But skiing itself goes much further back. An ancient rock carving at Rødøy in northern Norway shows that people used skis in the Norwegian mountains as far back as 4,000 years ago.
Finnmark is home to the oldest preserved ski ever found, at an incredible 2,300-years old. To top it off, the word ‘slalom’ also originates in Norway.
3. Norway introduced salmon sushi to Japan.
While sushi is absolutely a Japanese invention, they did not use salmon in the dish until it was suggested by a Norwegian delegation in 1980’s.
Despite the distance between the countries, Japan seemed a natural fit for Norwegian seafood. Japan’s fish stocks were suffering from overfishing but demand from consumers was high.
The deals created all those years ago have helped to boost Norwegian seafood exports. In Japan, Norwegian salmon sushi is one of the most popular dishes, especially among younger people.
It took time to happen though, as the Japanese were originally concerned with the health impact of eating raw salmon.
4. Kirkenes is farther east than all of Finland.
In fact, the small Arctic town is as far east as Cairo. Don’t believe us? Check a map! At only 9 miles (15 km) from the Russian border, Kirkenes is one of Norway’s most interesting places from a social perspective.
There is a big Russian influence with bilingual street signs, shops advertising their offers primarily to Russian visitors, and English is very much a third language in the small town.
5. Midnight Sun during summer, and polar night during winter.
Did you know that the sun never goes down for several weeks during summer? And during winter, the opposite as the sun never rises for several weeks. This is called “Midnight Sun” and “Polar Night” and occur in the Northern parts of the country. This means that for some weeks it’s constantly bright outside, and for some weeks it’s pitch-black all day long.
6. Being buryed is illegal in Longyearbyen, Norway.

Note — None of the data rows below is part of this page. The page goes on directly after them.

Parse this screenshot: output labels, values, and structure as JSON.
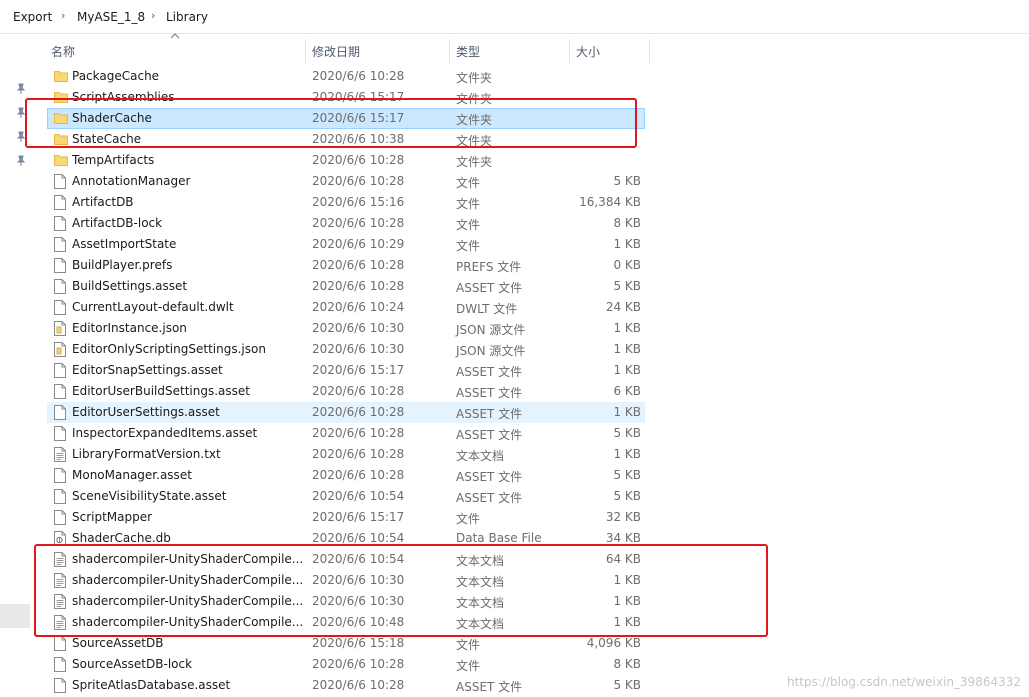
{
  "breadcrumb": {
    "items": [
      "Export",
      "MyASE_1_8",
      "Library"
    ],
    "separator": "›"
  },
  "columns": {
    "name": "名称",
    "date": "修改日期",
    "type": "类型",
    "size": "大小"
  },
  "files": [
    {
      "name": "PackageCache",
      "date": "2020/6/6 10:28",
      "type": "文件夹",
      "size": "",
      "icon": "folder-icon"
    },
    {
      "name": "ScriptAssemblies",
      "date": "2020/6/6 15:17",
      "type": "文件夹",
      "size": "",
      "icon": "folder-icon"
    },
    {
      "name": "ShaderCache",
      "date": "2020/6/6 15:17",
      "type": "文件夹",
      "size": "",
      "icon": "folder-icon",
      "state": "selected"
    },
    {
      "name": "StateCache",
      "date": "2020/6/6 10:38",
      "type": "文件夹",
      "size": "",
      "icon": "folder-icon"
    },
    {
      "name": "TempArtifacts",
      "date": "2020/6/6 10:28",
      "type": "文件夹",
      "size": "",
      "icon": "folder-icon"
    },
    {
      "name": "AnnotationManager",
      "date": "2020/6/6 10:28",
      "type": "文件",
      "size": "5 KB",
      "icon": "file-icon"
    },
    {
      "name": "ArtifactDB",
      "date": "2020/6/6 15:16",
      "type": "文件",
      "size": "16,384 KB",
      "icon": "file-icon"
    },
    {
      "name": "ArtifactDB-lock",
      "date": "2020/6/6 10:28",
      "type": "文件",
      "size": "8 KB",
      "icon": "file-icon"
    },
    {
      "name": "AssetImportState",
      "date": "2020/6/6 10:29",
      "type": "文件",
      "size": "1 KB",
      "icon": "file-icon"
    },
    {
      "name": "BuildPlayer.prefs",
      "date": "2020/6/6 10:28",
      "type": "PREFS 文件",
      "size": "0 KB",
      "icon": "file-icon"
    },
    {
      "name": "BuildSettings.asset",
      "date": "2020/6/6 10:28",
      "type": "ASSET 文件",
      "size": "5 KB",
      "icon": "file-icon"
    },
    {
      "name": "CurrentLayout-default.dwlt",
      "date": "2020/6/6 10:24",
      "type": "DWLT 文件",
      "size": "24 KB",
      "icon": "file-icon"
    },
    {
      "name": "EditorInstance.json",
      "date": "2020/6/6 10:30",
      "type": "JSON 源文件",
      "size": "1 KB",
      "icon": "json-file-icon"
    },
    {
      "name": "EditorOnlyScriptingSettings.json",
      "date": "2020/6/6 10:30",
      "type": "JSON 源文件",
      "size": "1 KB",
      "icon": "json-file-icon"
    },
    {
      "name": "EditorSnapSettings.asset",
      "date": "2020/6/6 15:17",
      "type": "ASSET 文件",
      "size": "1 KB",
      "icon": "file-icon"
    },
    {
      "name": "EditorUserBuildSettings.asset",
      "date": "2020/6/6 10:28",
      "type": "ASSET 文件",
      "size": "6 KB",
      "icon": "file-icon"
    },
    {
      "name": "EditorUserSettings.asset",
      "date": "2020/6/6 10:28",
      "type": "ASSET 文件",
      "size": "1 KB",
      "icon": "file-icon",
      "state": "hover"
    },
    {
      "name": "InspectorExpandedItems.asset",
      "date": "2020/6/6 10:28",
      "type": "ASSET 文件",
      "size": "5 KB",
      "icon": "file-icon"
    },
    {
      "name": "LibraryFormatVersion.txt",
      "date": "2020/6/6 10:28",
      "type": "文本文档",
      "size": "1 KB",
      "icon": "text-file-icon"
    },
    {
      "name": "MonoManager.asset",
      "date": "2020/6/6 10:28",
      "type": "ASSET 文件",
      "size": "5 KB",
      "icon": "file-icon"
    },
    {
      "name": "SceneVisibilityState.asset",
      "date": "2020/6/6 10:54",
      "type": "ASSET 文件",
      "size": "5 KB",
      "icon": "file-icon"
    },
    {
      "name": "ScriptMapper",
      "date": "2020/6/6 15:17",
      "type": "文件",
      "size": "32 KB",
      "icon": "file-icon"
    },
    {
      "name": "ShaderCache.db",
      "date": "2020/6/6 10:54",
      "type": "Data Base File",
      "size": "34 KB",
      "icon": "db-file-icon"
    },
    {
      "name": "shadercompiler-UnityShaderCompile...",
      "date": "2020/6/6 10:54",
      "type": "文本文档",
      "size": "64 KB",
      "icon": "text-file-icon"
    },
    {
      "name": "shadercompiler-UnityShaderCompile...",
      "date": "2020/6/6 10:30",
      "type": "文本文档",
      "size": "1 KB",
      "icon": "text-file-icon"
    },
    {
      "name": "shadercompiler-UnityShaderCompile...",
      "date": "2020/6/6 10:30",
      "type": "文本文档",
      "size": "1 KB",
      "icon": "text-file-icon"
    },
    {
      "name": "shadercompiler-UnityShaderCompile...",
      "date": "2020/6/6 10:48",
      "type": "文本文档",
      "size": "1 KB",
      "icon": "text-file-icon"
    },
    {
      "name": "SourceAssetDB",
      "date": "2020/6/6 15:18",
      "type": "文件",
      "size": "4,096 KB",
      "icon": "file-icon"
    },
    {
      "name": "SourceAssetDB-lock",
      "date": "2020/6/6 10:28",
      "type": "文件",
      "size": "8 KB",
      "icon": "file-icon"
    },
    {
      "name": "SpriteAtlasDatabase.asset",
      "date": "2020/6/6 10:28",
      "type": "ASSET 文件",
      "size": "5 KB",
      "icon": "file-icon"
    }
  ],
  "watermark": "https://blog.csdn.net/weixin_39864332",
  "colors": {
    "folder": "#f8d775",
    "folder_dark": "#e6b84a",
    "selection": "#cce8ff",
    "hover": "#e5f3ff",
    "highlight_box": "#e0171c"
  }
}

The town’s small graveyard stopped accepting bodies after discovering the permafrost prevented the bodies from decomposing.
[Source: lifeinnorway.net / Kickassfacts.com / swedishnomad.com]